- Vaginal lubricants can be used to lessen vaginal dryness, itching, and pain during sexual relations.
Treating Side Effects
- Ask your doctor or nurse about medication that is available to help prevent or lessen nausea or vomiting.
- Drink 6-8 cups of fluids every day unless your doctor has told you to restrict your fluid intake due to another medical condition. A cup is 8 ounces of fluid. If you vomit or have diarrhea, you should drink more fluids so that you do not become dehydrated.
- Speak with your nurse about obtaining a wig before you lose your hair. Also, call the American Cancer Society at 800-ACS-2345 to find out information about the “Look Good...Feel Better” program close to where you live. It is a free program where women undergoing chemotherapy learn about wigs, turbans and scarves as well as makeup techniques and skin and nail care.
- Do not put anything on your rash unless your doctor or nurse says you may. Keep the area around the rash clean and dry. Let your doctor know right away if you develop a rash while on this medication.
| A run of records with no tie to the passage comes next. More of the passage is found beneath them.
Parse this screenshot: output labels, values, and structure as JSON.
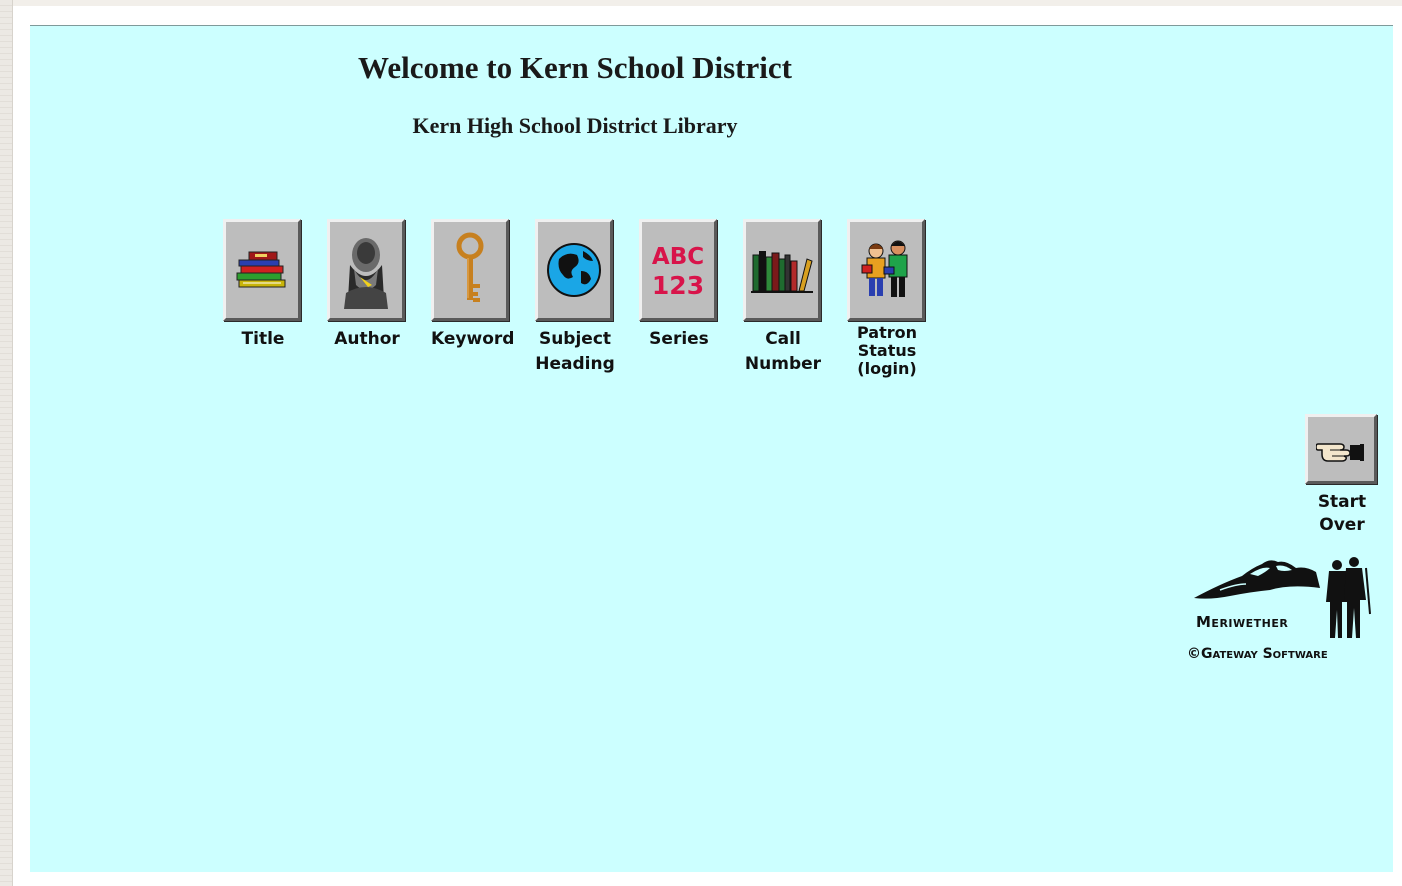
{
  "header": {
    "title": "Welcome to Kern School District",
    "subtitle": "Kern High School District Library"
  },
  "search_buttons": [
    {
      "label": "Title",
      "icon": "stacked-books-icon"
    },
    {
      "label": "Author",
      "icon": "author-portrait-icon"
    },
    {
      "label": "Keyword",
      "icon": "key-icon"
    },
    {
      "label": "Subject\nHeading",
      "icon": "globe-icon"
    },
    {
      "label": "Series",
      "icon": "abc-123-icon"
    },
    {
      "label": "Call\nNumber",
      "icon": "shelf-books-icon"
    },
    {
      "label": "Patron\nStatus\n(login)",
      "icon": "patrons-icon"
    }
  ],
  "start_over": {
    "label": "Start\nOver",
    "icon": "pointing-hand-icon"
  },
  "logo": {
    "name": "Meriwether",
    "copyright": "©Gateway Software"
  },
  "colors": {
    "page_background": "#ccffff",
    "button_face": "#bdbdbd"
  }
}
- Mouth care is very important. Your mouth care should consist of gently brushing with a very soft tooth brush and rinsing your mouth with a mixture of ½ teaspoon of salt in 8 ounces of water or 1/2 teaspoon of sodium bicarbonate (baking soda) in 8 ounces of water. This should be done at least after every meal and at bedtime.
- Avoid mouthwash that contains alcohol. Avoid alcohol and smoking because they can irritate your mouth.
Food and drug interactions
There are no known interactions of Etoposide with food. This drug may interact with other medication. Tell your doctor and pharmacist about all of the medication and dietary supplements (vitamins, minerals, herbs, and others) that you are currently taking. The safety and effectiveness of dietary supplements and alternative diets are often unknown. Using these might unexpectedly affect your cancer or interfere with your treatment. Until more is known, you should not use dietary supplements or alternative diets without your cancer doctor’s advice.
Serious allergic reactions including anaphylaxis are rare. Tell your doctor or nurse immediately if you have any of the following symptoms during the time you are receiving this drug:
- Difficulty catching your breath
- Feeling like your tongue or throat are swelling
- Feeling your heart beat rapidly (palpitations)
- Dizziness or lightheadedness
When to call the doctor
Call your doctor or nurse immediately if you have any of the following symptoms:
- Shortness of breath
- Fever of 100.5 F (38 C) or above; chills
- Unusual bleeding or bruising
- Rash or itching
- Dizziness or lightheadedness
- Uncontrolled nausea that prevents you from eating or drinking
- Vomiting more than twice in one day
Call your doctor or nurse if you have any of the following symptoms:
- Painful mouth or throat that makes it difficult to eat or drink
- Diarrhea of three stools in a day or diarrhea with weakness or lightheadedness
Revised November 2011